The publishing sector was still widely using consent mechanisms which required users to either accept all cookies or customise / personalise their settings via an additional layer (rather than simply clicking once to “reject all”). As the additional layer involves a further step (and more clicking) on the part of the user, it meant that the two options were not of equal prominence and, the ICO argued, encouraged the user to “accept all” cookies. The ICO is also concerned with advertising cookies being set automatically before the individual is offered a choice or served even when the individual has opted to reject such categories of cookies.
A significant amount of revenue for digital news publishers comes from advertising sales driven by the use of programmatic advertising. This often involves the use of software known as supply-side platforms (SSPs) which connect publishers to multiple ad exchanges and networks. SSPs let publishers sell “impressions” to a wider pool of potential advertisers and therefore allow the publisher to maximise its revenue by serving relevant advertising based on the user’s online behaviour.

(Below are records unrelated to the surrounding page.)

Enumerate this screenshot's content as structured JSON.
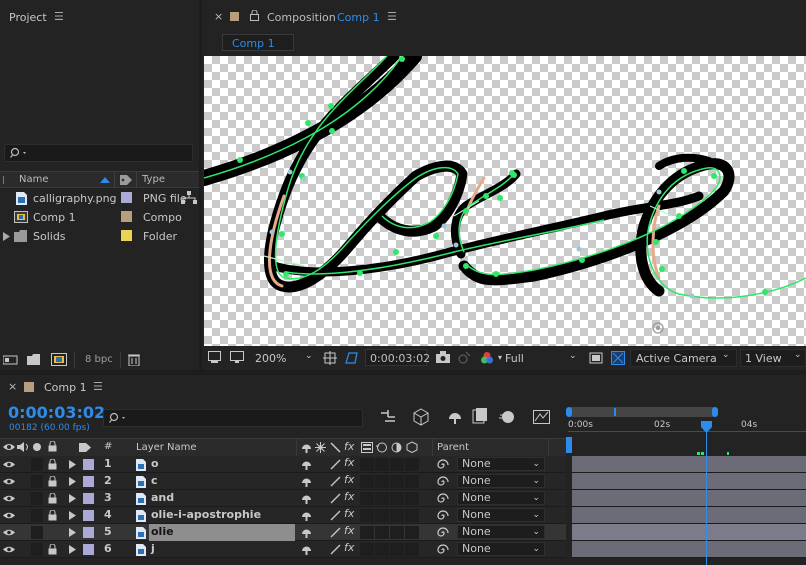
{
  "project": {
    "title": "Project",
    "columns": {
      "name": "Name",
      "type": "Type"
    },
    "items": [
      {
        "name": "calligraphy.png",
        "type": "PNG file",
        "label_color": "#aaa9d8",
        "icon": "image-file-icon"
      },
      {
        "name": "Comp 1",
        "type": "Compo",
        "label_color": "#b79f7e",
        "icon": "composition-icon"
      },
      {
        "name": "Solids",
        "type": "Folder",
        "label_color": "#e8d552",
        "icon": "folder-icon"
      }
    ],
    "bpc": "8 bpc"
  },
  "composition": {
    "title_prefix": "Composition",
    "title_comp": "Comp 1",
    "tab": "Comp 1",
    "zoom": "200%",
    "timecode": "0:00:03:02",
    "resolution": "Full",
    "camera": "Active Camera",
    "views": "1 View"
  },
  "timeline": {
    "tab": "Comp 1",
    "timecode": "0:00:03:02",
    "frames": "00182 (60.00 fps)",
    "header": {
      "hash": "#",
      "layer_name": "Layer Name",
      "parent": "Parent"
    },
    "ruler": [
      "0:00s",
      "02s",
      "04s"
    ],
    "layers": [
      {
        "num": "1",
        "name": "o",
        "parent": "None",
        "selected": false
      },
      {
        "num": "2",
        "name": "c",
        "parent": "None",
        "selected": false
      },
      {
        "num": "3",
        "name": "and",
        "parent": "None",
        "selected": false
      },
      {
        "num": "4",
        "name": "olie-i-apostrophie",
        "parent": "None",
        "selected": false
      },
      {
        "num": "5",
        "name": "olie",
        "parent": "None",
        "selected": true
      },
      {
        "num": "6",
        "name": "j",
        "parent": "None",
        "selected": false
      }
    ]
  },
  "colors": {
    "accent_blue": "#2d8ceb",
    "stroke_green": "#2ee86a",
    "layer_label": "#aaa9d8",
    "track": "#6c6b78"
  }
}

A shift in the number of users consenting to the use of advertising cookies will likely impact the overall success of commonly used mechanisms (including programmatic advertising) by which publishers can target relevant online advertising to users (and therefore have a knock-on effect on their revenue). However, in most cases, the users will still be served with the same number of ads; publishers will argue that they will just become less relevant for the user. Moreover, rejecting “all” cookies will affect all non-essential cookies on the site: not limited to advertising, but including those which have a functional purpose for site performance or tailoring editorial content. While these cookies are not the subject of the ICO’s current investigation (and the pending Data Protection and Digital Information Bill may change the position), as it stands the law applies in the same way to all non-essential cookies.

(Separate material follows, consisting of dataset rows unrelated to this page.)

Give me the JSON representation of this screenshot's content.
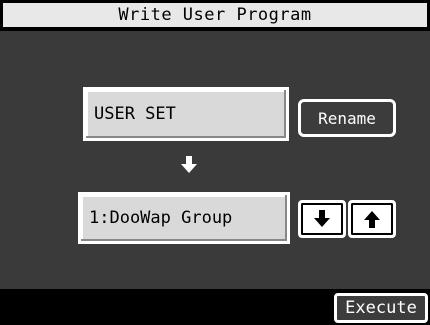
{
  "header": {
    "title": "Write User Program"
  },
  "main": {
    "user_set_label": "USER SET",
    "rename_label": "Rename",
    "program_value": "1:DooWap Group",
    "down_arrow_icon": "arrow-down-icon",
    "up_arrow_icon": "arrow-up-icon"
  },
  "footer": {
    "execute_label": "Execute"
  }
}
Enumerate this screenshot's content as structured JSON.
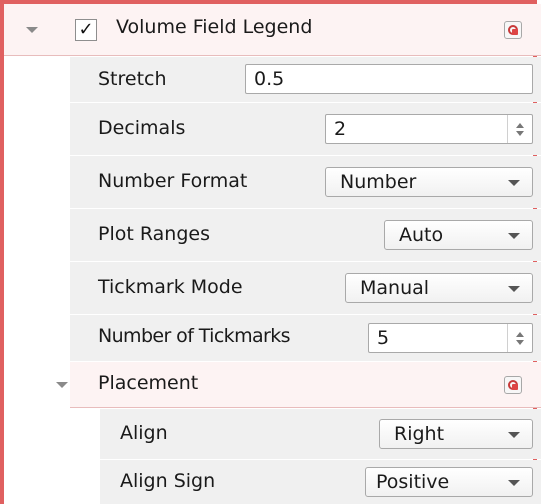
{
  "panel": {
    "section": {
      "title": "Volume Field Legend",
      "checked": true,
      "check_glyph": "✓",
      "reset_icon": "reset-defaults-icon"
    },
    "properties": [
      {
        "label": "Stretch",
        "control": "text",
        "value": "0.5"
      },
      {
        "label": "Decimals",
        "control": "spinbox",
        "value": "2"
      },
      {
        "label": "Number Format",
        "control": "dropdown",
        "value": "Number"
      },
      {
        "label": "Plot Ranges",
        "control": "dropdown",
        "value": "Auto"
      },
      {
        "label": "Tickmark Mode",
        "control": "dropdown",
        "value": "Manual"
      },
      {
        "label": "Number of Tickmarks",
        "control": "spinbox",
        "value": "5"
      }
    ],
    "placement": {
      "title": "Placement",
      "reset_icon": "reset-defaults-icon",
      "properties": [
        {
          "label": "Align",
          "control": "dropdown",
          "value": "Right"
        },
        {
          "label": "Align Sign",
          "control": "dropdown",
          "value": "Positive"
        }
      ]
    }
  },
  "colors": {
    "frame_border": "#e06060",
    "section_bg": "#fdf3f3",
    "row_bg": "#f0f0f0"
  }
}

The ICO’s approach to compliance: a change of tone
Until recently, and despite its stop-start 2019 investigation into Adtech, enforcing cookie consent compliance has not been a priority for the ICO. Whilst issuing guidance setting out their data protection concerns with the targeted advertising industry, it had not publicly taken enforcement action.
This latest direction of travel signals a change of tone: particularly if the ICO follows through on its threat of publicising details of companies who do not address its concerns in relation to cookie banners, or takes further action (eg in the form of a fine or even a “stop processing” notice requiring websites to cease activity in relation to personal data). Whilst the ICO’s focus has so far been on the top visited websites, all organisations are expected to comply with the ICO’s guidance and we expect the ICO will broaden its enforcement focus in the coming months, potentially starting with the “next” 100 most visited websites in the UK.
This publication is a general summary of the law. It should not replace legal advice tailored to your specific circumstances.
© Farrer & Co LLP, January 2024